Sue Post, South American Missions, models a "typical" costume piece. 

5.  “I’m too old to be a missionary. I should have gone right after college, but it’s too late now.”

Being a missionary has no age requirements. Kent Griggs of 13forHaiti didn’t feel called to the mission field until he was 55 years old. Darina Plett in Bratislava, Slovakia is 5 years old but has brought five of her classmates to know the Lord in the past year.

6. “I don’t know any other languages except English so I can’t go to a foreign country.”

Speaking fluent English is actually beneficial in the foreign mission field. English is taught as a second language in most school systems now and foreign countries and constantly looking for English-speaking teachers.

 Thomas and Ginger Phelps and Brandon Wimpey stated, "Missionaries fight and disagree with each other and shocker...we have tattoos." 

Thomas and Ginger Phelps and Brandon Wimpey stated, "Missionaries fight and disagree with each other and shocker...we have tattoos." 

 7.  “I don't want to move to another country for the rest of my life and never see my family again."

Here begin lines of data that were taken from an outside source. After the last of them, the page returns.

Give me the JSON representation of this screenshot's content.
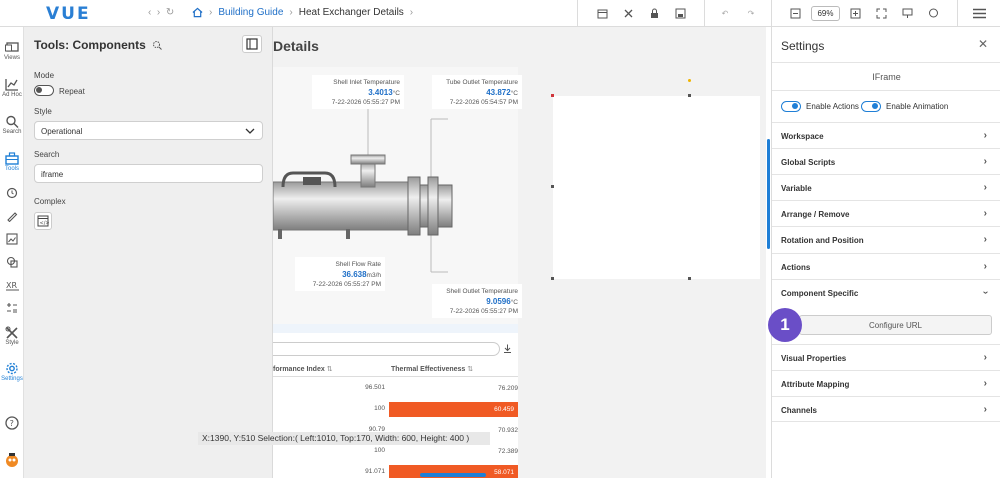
{
  "app": {
    "logo": "VUE"
  },
  "breadcrumb": {
    "home_icon": "home-icon",
    "link": "Building Guide",
    "current": "Heat Exchanger Details"
  },
  "toolbar": {
    "zoom": "69%"
  },
  "leftnav": {
    "items": [
      {
        "label": "Views"
      },
      {
        "label": "Ad Hoc"
      },
      {
        "label": "Search"
      },
      {
        "label": "Tools"
      },
      {
        "label": "Style"
      },
      {
        "label": "Settings"
      }
    ]
  },
  "tools": {
    "title": "Tools: Components",
    "mode_label": "Mode",
    "repeat_label": "Repeat",
    "style_label": "Style",
    "style_value": "Operational",
    "search_label": "Search",
    "search_value": "iframe",
    "complex_label": "Complex"
  },
  "canvas": {
    "title": "Details",
    "cards": [
      {
        "label": "Shell Inlet Temperature",
        "value": "3.4013",
        "unit": "°C",
        "time": "7-22-2026 05:55:27 PM"
      },
      {
        "label": "Tube Outlet Temperature",
        "value": "43.872",
        "unit": "°C",
        "time": "7-22-2026 05:54:57 PM"
      },
      {
        "label": "Shell Flow Rate",
        "value": "36.638",
        "unit": "m3/h",
        "time": "7-22-2026 05:55:27 PM"
      },
      {
        "label": "Shell Outlet Temperature",
        "value": "9.0596",
        "unit": "°C",
        "time": "7-22-2026 05:55:27 PM"
      }
    ],
    "table": {
      "headers": [
        "formance Index",
        "Thermal Effectiveness"
      ],
      "rows": [
        {
          "index": "96.501",
          "eff": "76.209",
          "alert": false
        },
        {
          "index": "100",
          "eff": "60.459",
          "alert": true
        },
        {
          "index": "90.79",
          "eff": "70.932",
          "alert": false
        },
        {
          "index": "100",
          "eff": "72.389",
          "alert": false
        },
        {
          "index": "91.071",
          "eff": "58.071",
          "alert": true
        }
      ]
    },
    "status": "X:1390, Y:510  Selection:( Left:1010, Top:170, Width: 600, Height: 400 )"
  },
  "settings": {
    "title": "Settings",
    "subtitle": "IFrame",
    "enable_actions": "Enable Actions",
    "enable_animation": "Enable Animation",
    "sections": [
      "Workspace",
      "Global Scripts",
      "Variable",
      "Arrange / Remove",
      "Rotation and Position",
      "Actions",
      "Component Specific"
    ],
    "configure_url": "Configure URL",
    "sections_after": [
      "Visual Properties",
      "Attribute Mapping",
      "Channels"
    ]
  },
  "badge": {
    "number": "1"
  },
  "colors": {
    "accent": "#1f7fd6",
    "alert": "#f05a24",
    "badge": "#6a4ec7"
  }
}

Missionaries usually stay on the field for two or three years and then have a three-to-six- month furlough (a time spent at home resting and raising more support). Many missions’ organizations send missionaries out on regular short-term trips throughout the world. 13forHaiti has two weeks trips planned throughout the year, but a regular dedicated team.